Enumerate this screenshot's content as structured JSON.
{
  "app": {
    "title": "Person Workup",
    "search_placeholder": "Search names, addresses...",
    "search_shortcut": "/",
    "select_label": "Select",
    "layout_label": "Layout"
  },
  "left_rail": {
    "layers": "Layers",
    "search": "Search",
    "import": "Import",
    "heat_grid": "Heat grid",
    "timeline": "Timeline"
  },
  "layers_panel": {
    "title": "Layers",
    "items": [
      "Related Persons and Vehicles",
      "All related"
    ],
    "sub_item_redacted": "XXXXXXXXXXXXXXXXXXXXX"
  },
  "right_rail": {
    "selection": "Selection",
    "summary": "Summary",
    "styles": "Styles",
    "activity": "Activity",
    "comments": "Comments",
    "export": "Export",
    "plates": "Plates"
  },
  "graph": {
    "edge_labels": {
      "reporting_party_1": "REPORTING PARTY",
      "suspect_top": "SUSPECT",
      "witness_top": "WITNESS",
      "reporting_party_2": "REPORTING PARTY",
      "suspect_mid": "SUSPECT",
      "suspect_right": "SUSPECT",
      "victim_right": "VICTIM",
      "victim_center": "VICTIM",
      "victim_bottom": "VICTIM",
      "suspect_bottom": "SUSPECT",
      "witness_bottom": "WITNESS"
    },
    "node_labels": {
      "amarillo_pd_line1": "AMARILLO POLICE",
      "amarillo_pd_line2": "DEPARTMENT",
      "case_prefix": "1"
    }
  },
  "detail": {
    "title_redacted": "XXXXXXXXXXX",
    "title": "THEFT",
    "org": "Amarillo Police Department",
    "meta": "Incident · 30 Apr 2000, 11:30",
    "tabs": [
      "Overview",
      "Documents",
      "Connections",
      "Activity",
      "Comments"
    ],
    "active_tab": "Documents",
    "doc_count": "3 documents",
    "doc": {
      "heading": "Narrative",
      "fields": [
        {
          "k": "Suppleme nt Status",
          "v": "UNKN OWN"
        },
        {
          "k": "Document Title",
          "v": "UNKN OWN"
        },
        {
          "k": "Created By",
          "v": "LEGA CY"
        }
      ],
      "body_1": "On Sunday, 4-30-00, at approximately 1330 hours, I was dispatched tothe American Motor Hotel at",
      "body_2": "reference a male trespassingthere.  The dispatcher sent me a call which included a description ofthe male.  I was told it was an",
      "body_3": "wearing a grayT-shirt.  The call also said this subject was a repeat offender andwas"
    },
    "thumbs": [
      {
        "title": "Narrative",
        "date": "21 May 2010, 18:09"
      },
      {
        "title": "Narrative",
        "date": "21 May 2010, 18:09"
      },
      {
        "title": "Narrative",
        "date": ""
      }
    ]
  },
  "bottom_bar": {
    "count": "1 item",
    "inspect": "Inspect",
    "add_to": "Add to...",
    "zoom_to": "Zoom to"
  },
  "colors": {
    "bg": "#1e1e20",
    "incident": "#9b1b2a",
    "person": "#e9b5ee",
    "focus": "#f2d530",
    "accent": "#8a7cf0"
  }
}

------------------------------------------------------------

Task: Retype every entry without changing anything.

Written reply:
Enumerate this screenshot's content as structured JSON.
{
  "app": {
    "title": "Person Workup",
    "search_placeholder": "Search names, addresses...",
    "search_shortcut": "/",
    "select_label": "Select",
    "layout_label": "Layout"
  },
  "left_rail": {
    "layers": "Layers",
    "search": "Search",
    "import": "Import",
    "heat_grid": "Heat grid",
    "timeline": "Timeline"
  },
  "layers_panel": {
    "title": "Layers",
    "items": [
      "Related Persons and Vehicles",
      "All related"
    ],
    "sub_item_redacted": "XXXXXXXXXXXXXXXXXXXXX"
  },
  "right_rail": {
    "selection": "Selection",
    "summary": "Summary",
    "styles": "Styles",
    "activity": "Activity",
    "comments": "Comments",
    "export": "Export",
    "plates": "Plates"
  },
  "graph": {
    "edge_labels": {
      "reporting_party_1": "REPORTING PARTY",
      "suspect_top": "SUSPECT",
      "witness_top": "WITNESS",
      "reporting_party_2": "REPORTING PARTY",
      "suspect_mid": "SUSPECT",
      "suspect_right": "SUSPECT",
      "victim_right": "VICTIM",
      "victim_center": "VICTIM",
      "victim_bottom": "VICTIM",
      "suspect_bottom": "SUSPECT",
      "witness_bottom": "WITNESS"
    },
    "node_labels": {
      "amarillo_pd_line1": "AMARILLO POLICE",
      "amarillo_pd_line2": "DEPARTMENT",
      "case_prefix": "1"
    }
  },
  "detail": {
    "title_redacted": "XXXXXXXXXXX",
    "title": "THEFT",
    "org": "Amarillo Police Department",
    "meta": "Incident · 30 Apr 2000, 11:30",
    "tabs": [
      "Overview",
      "Documents",
      "Connections",
      "Activity",
      "Comments"
    ],
    "active_tab": "Documents",
    "doc_count": "3 documents",
    "doc": {
      "heading": "Narrative",
      "fields": [
        {
          "k": "Suppleme nt Status",
          "v": "UNKN OWN"
        },
        {
          "k": "Document Title",
          "v": "UNKN OWN"
        },
        {
          "k": "Created By",
          "v": "LEGA CY"
        }
      ],
      "body_1": "On Sunday, 4-30-00, at approximately 1330 hours, I was dispatched tothe American Motor Hotel at",
      "body_2": "reference a male trespassingthere.  The dispatcher sent me a call which included a description ofthe male.  I was told it was an",
      "body_3": "wearing a grayT-shirt.  The call also said this subject was a repeat offender andwas"
    },
    "thumbs": [
      {
        "title": "Narrative",
        "date": "21 May 2010, 18:09"
      },
      {
        "title": "Narrative",
        "date": "21 May 2010, 18:09"
      },
      {
        "title": "Narrative",
        "date": ""
      }
    ]
  },
  "bottom_bar": {
    "count": "1 item",
    "inspect": "Inspect",
    "add_to": "Add to...",
    "zoom_to": "Zoom to"
  },
  "colors": {
    "bg": "#1e1e20",
    "incident": "#9b1b2a",
    "person": "#e9b5ee",
    "focus": "#f2d530",
    "accent": "#8a7cf0"
  }
}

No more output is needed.